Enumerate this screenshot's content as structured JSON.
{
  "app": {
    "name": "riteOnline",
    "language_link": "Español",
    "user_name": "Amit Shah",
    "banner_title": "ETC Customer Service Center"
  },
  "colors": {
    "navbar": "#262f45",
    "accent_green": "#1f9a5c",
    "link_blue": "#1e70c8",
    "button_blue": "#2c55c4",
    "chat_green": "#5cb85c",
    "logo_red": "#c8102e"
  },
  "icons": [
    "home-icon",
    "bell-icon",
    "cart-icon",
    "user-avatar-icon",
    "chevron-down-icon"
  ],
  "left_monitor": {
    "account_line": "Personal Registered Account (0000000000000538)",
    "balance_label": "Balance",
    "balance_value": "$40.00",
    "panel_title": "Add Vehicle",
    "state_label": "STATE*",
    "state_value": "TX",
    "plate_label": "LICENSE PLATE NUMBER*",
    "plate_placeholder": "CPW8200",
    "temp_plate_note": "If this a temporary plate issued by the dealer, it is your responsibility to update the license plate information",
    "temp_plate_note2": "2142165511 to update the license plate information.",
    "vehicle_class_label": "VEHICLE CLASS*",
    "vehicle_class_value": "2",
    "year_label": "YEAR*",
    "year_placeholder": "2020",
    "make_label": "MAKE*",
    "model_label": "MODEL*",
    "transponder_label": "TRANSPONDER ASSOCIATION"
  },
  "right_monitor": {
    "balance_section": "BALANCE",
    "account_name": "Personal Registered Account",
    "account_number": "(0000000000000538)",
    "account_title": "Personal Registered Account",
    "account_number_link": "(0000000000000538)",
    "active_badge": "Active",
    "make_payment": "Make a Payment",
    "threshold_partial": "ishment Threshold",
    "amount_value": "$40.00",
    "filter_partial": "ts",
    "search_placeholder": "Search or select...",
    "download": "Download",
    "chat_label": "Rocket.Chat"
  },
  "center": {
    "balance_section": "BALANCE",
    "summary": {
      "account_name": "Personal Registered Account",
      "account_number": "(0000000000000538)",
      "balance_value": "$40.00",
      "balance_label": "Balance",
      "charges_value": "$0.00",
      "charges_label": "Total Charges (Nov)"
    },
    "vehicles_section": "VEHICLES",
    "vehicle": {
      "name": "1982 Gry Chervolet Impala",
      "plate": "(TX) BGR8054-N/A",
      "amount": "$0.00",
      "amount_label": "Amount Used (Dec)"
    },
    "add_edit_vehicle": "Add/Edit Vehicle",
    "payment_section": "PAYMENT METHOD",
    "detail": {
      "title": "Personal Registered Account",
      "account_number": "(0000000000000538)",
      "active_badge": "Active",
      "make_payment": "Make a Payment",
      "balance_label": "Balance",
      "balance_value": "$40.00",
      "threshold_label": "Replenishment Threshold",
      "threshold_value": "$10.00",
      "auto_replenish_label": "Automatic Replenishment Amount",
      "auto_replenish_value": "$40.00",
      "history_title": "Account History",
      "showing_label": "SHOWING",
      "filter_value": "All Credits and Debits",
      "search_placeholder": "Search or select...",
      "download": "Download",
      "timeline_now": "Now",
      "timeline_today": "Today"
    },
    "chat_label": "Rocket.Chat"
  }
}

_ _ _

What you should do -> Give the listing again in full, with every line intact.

Your response ->
Enumerate this screenshot's content as structured JSON.
{
  "app": {
    "name": "riteOnline",
    "language_link": "Español",
    "user_name": "Amit Shah",
    "banner_title": "ETC Customer Service Center"
  },
  "colors": {
    "navbar": "#262f45",
    "accent_green": "#1f9a5c",
    "link_blue": "#1e70c8",
    "button_blue": "#2c55c4",
    "chat_green": "#5cb85c",
    "logo_red": "#c8102e"
  },
  "icons": [
    "home-icon",
    "bell-icon",
    "cart-icon",
    "user-avatar-icon",
    "chevron-down-icon"
  ],
  "left_monitor": {
    "account_line": "Personal Registered Account (0000000000000538)",
    "balance_label": "Balance",
    "balance_value": "$40.00",
    "panel_title": "Add Vehicle",
    "state_label": "STATE*",
    "state_value": "TX",
    "plate_label": "LICENSE PLATE NUMBER*",
    "plate_placeholder": "CPW8200",
    "temp_plate_note": "If this a temporary plate issued by the dealer, it is your responsibility to update the license plate information",
    "temp_plate_note2": "2142165511 to update the license plate information.",
    "vehicle_class_label": "VEHICLE CLASS*",
    "vehicle_class_value": "2",
    "year_label": "YEAR*",
    "year_placeholder": "2020",
    "make_label": "MAKE*",
    "model_label": "MODEL*",
    "transponder_label": "TRANSPONDER ASSOCIATION"
  },
  "right_monitor": {
    "balance_section": "BALANCE",
    "account_name": "Personal Registered Account",
    "account_number": "(0000000000000538)",
    "account_title": "Personal Registered Account",
    "account_number_link": "(0000000000000538)",
    "active_badge": "Active",
    "make_payment": "Make a Payment",
    "threshold_partial": "ishment Threshold",
    "amount_value": "$40.00",
    "filter_partial": "ts",
    "search_placeholder": "Search or select...",
    "download": "Download",
    "chat_label": "Rocket.Chat"
  },
  "center": {
    "balance_section": "BALANCE",
    "summary": {
      "account_name": "Personal Registered Account",
      "account_number": "(0000000000000538)",
      "balance_value": "$40.00",
      "balance_label": "Balance",
      "charges_value": "$0.00",
      "charges_label": "Total Charges (Nov)"
    },
    "vehicles_section": "VEHICLES",
    "vehicle": {
      "name": "1982 Gry Chervolet Impala",
      "plate": "(TX) BGR8054-N/A",
      "amount": "$0.00",
      "amount_label": "Amount Used (Dec)"
    },
    "add_edit_vehicle": "Add/Edit Vehicle",
    "payment_section": "PAYMENT METHOD",
    "detail": {
      "title": "Personal Registered Account",
      "account_number": "(0000000000000538)",
      "active_badge": "Active",
      "make_payment": "Make a Payment",
      "balance_label": "Balance",
      "balance_value": "$40.00",
      "threshold_label": "Replenishment Threshold",
      "threshold_value": "$10.00",
      "auto_replenish_label": "Automatic Replenishment Amount",
      "auto_replenish_value": "$40.00",
      "history_title": "Account History",
      "showing_label": "SHOWING",
      "filter_value": "All Credits and Debits",
      "search_placeholder": "Search or select...",
      "download": "Download",
      "timeline_now": "Now",
      "timeline_today": "Today"
    },
    "chat_label": "Rocket.Chat"
  }
}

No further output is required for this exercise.